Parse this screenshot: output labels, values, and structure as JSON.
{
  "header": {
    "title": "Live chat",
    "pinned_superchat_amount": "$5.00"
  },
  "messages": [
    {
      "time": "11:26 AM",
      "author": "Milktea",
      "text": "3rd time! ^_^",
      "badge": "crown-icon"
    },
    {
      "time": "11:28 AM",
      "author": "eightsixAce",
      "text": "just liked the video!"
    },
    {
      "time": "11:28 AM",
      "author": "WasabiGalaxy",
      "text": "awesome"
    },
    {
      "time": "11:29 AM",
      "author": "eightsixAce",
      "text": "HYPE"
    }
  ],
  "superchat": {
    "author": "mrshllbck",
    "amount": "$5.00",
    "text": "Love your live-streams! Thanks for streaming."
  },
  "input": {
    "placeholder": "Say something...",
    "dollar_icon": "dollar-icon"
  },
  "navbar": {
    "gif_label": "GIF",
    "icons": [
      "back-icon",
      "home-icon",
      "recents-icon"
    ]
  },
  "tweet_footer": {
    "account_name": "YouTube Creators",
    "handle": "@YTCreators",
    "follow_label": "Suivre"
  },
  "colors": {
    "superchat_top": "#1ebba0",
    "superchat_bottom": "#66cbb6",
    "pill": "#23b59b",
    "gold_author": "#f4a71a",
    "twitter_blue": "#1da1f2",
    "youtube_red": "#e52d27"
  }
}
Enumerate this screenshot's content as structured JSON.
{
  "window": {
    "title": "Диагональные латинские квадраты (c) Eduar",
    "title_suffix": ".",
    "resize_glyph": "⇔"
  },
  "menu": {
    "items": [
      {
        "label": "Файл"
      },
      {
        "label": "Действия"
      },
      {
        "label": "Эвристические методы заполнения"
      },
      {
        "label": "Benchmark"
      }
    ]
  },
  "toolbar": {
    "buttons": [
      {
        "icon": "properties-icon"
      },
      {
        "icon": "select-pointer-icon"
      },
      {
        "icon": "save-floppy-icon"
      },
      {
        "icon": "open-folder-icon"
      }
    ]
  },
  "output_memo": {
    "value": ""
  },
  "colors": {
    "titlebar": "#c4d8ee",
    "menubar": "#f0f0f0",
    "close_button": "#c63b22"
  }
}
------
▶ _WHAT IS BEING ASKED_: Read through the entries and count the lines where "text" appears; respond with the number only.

▶ _EXPECTED ANSWER_: 5